The plan would also provide gap financing for Low Income Housing Tax Credit projects, subsidies for new multifamily developments, and funding for emergency housing for homeless families, eviction diversion, home repair, and downpayment assistance.
“It will give us the best chance possible to fight for our residents who are most in need,” City Council member Vernetta Alston said in a video encouraging voters to support the bond. “The affordable housing bond will set a standard for the level of responsibility and investment that cities and communities should make together, for each other.”
The Durham housing bond was approved just a few months after the City Council passed a bill allowing denser housing developments in the downtown area, in order to give more residents better access to jobs and transit. The bond is expected to cost homeowners an average of $37 a year in additional property taxes for 20 years, according to the city. It was approved with 76 percent of the vote, and Schewel was easily elected to a second term, WRAL reported.

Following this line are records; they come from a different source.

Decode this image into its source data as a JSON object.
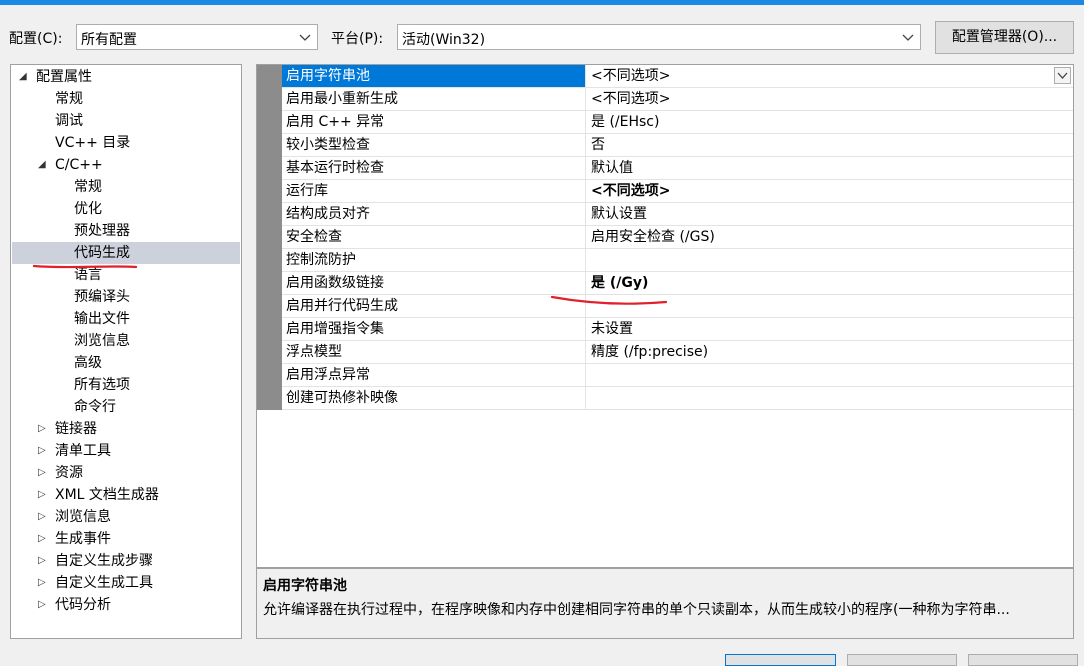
{
  "config": {
    "label": "配置(C):",
    "value": "所有配置"
  },
  "platform": {
    "label": "平台(P):",
    "value": "活动(Win32)"
  },
  "manager_button": "配置管理器(O)...",
  "tree": [
    {
      "label": "配置属性",
      "level": 0,
      "arrow": "expanded"
    },
    {
      "label": "常规",
      "level": 1
    },
    {
      "label": "调试",
      "level": 1
    },
    {
      "label": "VC++ 目录",
      "level": 1
    },
    {
      "label": "C/C++",
      "level": 1,
      "arrow": "expanded"
    },
    {
      "label": "常规",
      "level": 2
    },
    {
      "label": "优化",
      "level": 2
    },
    {
      "label": "预处理器",
      "level": 2
    },
    {
      "label": "代码生成",
      "level": 2,
      "selected": true
    },
    {
      "label": "语言",
      "level": 2
    },
    {
      "label": "预编译头",
      "level": 2
    },
    {
      "label": "输出文件",
      "level": 2
    },
    {
      "label": "浏览信息",
      "level": 2
    },
    {
      "label": "高级",
      "level": 2
    },
    {
      "label": "所有选项",
      "level": 2
    },
    {
      "label": "命令行",
      "level": 2
    },
    {
      "label": "链接器",
      "level": 1,
      "arrow": "collapsed"
    },
    {
      "label": "清单工具",
      "level": 1,
      "arrow": "collapsed"
    },
    {
      "label": "资源",
      "level": 1,
      "arrow": "collapsed"
    },
    {
      "label": "XML 文档生成器",
      "level": 1,
      "arrow": "collapsed"
    },
    {
      "label": "浏览信息",
      "level": 1,
      "arrow": "collapsed"
    },
    {
      "label": "生成事件",
      "level": 1,
      "arrow": "collapsed"
    },
    {
      "label": "自定义生成步骤",
      "level": 1,
      "arrow": "collapsed"
    },
    {
      "label": "自定义生成工具",
      "level": 1,
      "arrow": "collapsed"
    },
    {
      "label": "代码分析",
      "level": 1,
      "arrow": "collapsed"
    }
  ],
  "properties": [
    {
      "name": "启用字符串池",
      "value": "<不同选项>",
      "selected": true
    },
    {
      "name": "启用最小重新生成",
      "value": "<不同选项>"
    },
    {
      "name": "启用 C++ 异常",
      "value": "是 (/EHsc)"
    },
    {
      "name": "较小类型检查",
      "value": "否"
    },
    {
      "name": "基本运行时检查",
      "value": "默认值"
    },
    {
      "name": "运行库",
      "value": "<不同选项>",
      "bold": true
    },
    {
      "name": "结构成员对齐",
      "value": "默认设置"
    },
    {
      "name": "安全检查",
      "value": "启用安全检查 (/GS)"
    },
    {
      "name": "控制流防护",
      "value": ""
    },
    {
      "name": "启用函数级链接",
      "value": "是 (/Gy)",
      "bold": true
    },
    {
      "name": "启用并行代码生成",
      "value": ""
    },
    {
      "name": "启用增强指令集",
      "value": "未设置"
    },
    {
      "name": "浮点模型",
      "value": "精度 (/fp:precise)"
    },
    {
      "name": "启用浮点异常",
      "value": ""
    },
    {
      "name": "创建可热修补映像",
      "value": ""
    }
  ],
  "description": {
    "title": "启用字符串池",
    "body": "允许编译器在执行过程中，在程序映像和内存中创建相同字符串的单个只读副本，从而生成较小的程序(一种称为字符串..."
  },
  "colors": {
    "accent": "#1e88e5",
    "selection": "#0078d7",
    "annotation": "#e0202a"
  }
}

Last week, San Francisco voters approved two ballot measures aimed at bringing more affordable housing to one of the least affordable cities in the United States. One of the measures, Proposition E, would allow 100-percent-affordable housing projects to be built on certain large lots in residential zones throughout the city, and would reduce regulations and expedite permitting on such projects. Many advocates have argued that local zoning rules and practices limit the production of affordable housing around the city unnecessarily, making the housing shortage worse.
“Prop E’s overwhelming victory proves the readiness of San Francisco voters to open up zoning in the outer neighborhoods that have not seen affordable housing in decades: people across the city do want housing in their neighborhoods, affordable to their neighbors, their seniors, their children, and their teachers,” Fernando Marti, co-director of the Council of Community Housing Organizations, said in a press release after the vote.
San Francisco voters also approved Proposition A, a $600 million housing bond that is larger than any housing bond the city has passed before, as Next City wrote in June, when the bond was still being designed. The bond was reportedly approved by 71 percent of voters last week, crossing the two-thirds threshold needed to win. It would commit $220 million to producing housing for people low-income and extremely-low-income renters, $150 million to rehab certain public-housing projects, $150 million for senior housing, $60 million to preserve rental housing for middle-income residents, and $20 million to new housing for teachers.
Elsewhere in California, San José officials are preparing another housing bond proposal based on a new real estate transfer tax on properties worth more than $2 million, according to San José Spotlight. A $450 million bond failed in San José last year. Advocates in San Diego are also pushing for a $900 million housing bond sometime next year. Also last week, the reelection of progressive city council members in Seattle was seen as a blow to Amazon, which had waged an expensive campaign to defeat them after several members had supported a tax on business to pay for solutions to the city’s housing crisis.
This article is part of Backyard, a newsletter exploring scalable solutions to make housing fairer, more affordable and more environmentally sustainable. Subscribe to our weekly Backyard newsletter.
Jared Brey is Next City's housing correspondent, based in Philadelphia. He is a former staff writer at Philadelphia magazine and PlanPhilly, and his work has appeared in Columbia Journalism Review, Landscape Architecture Magazine, U.S. News & World Report, Philadelphia Weekly, and other publications.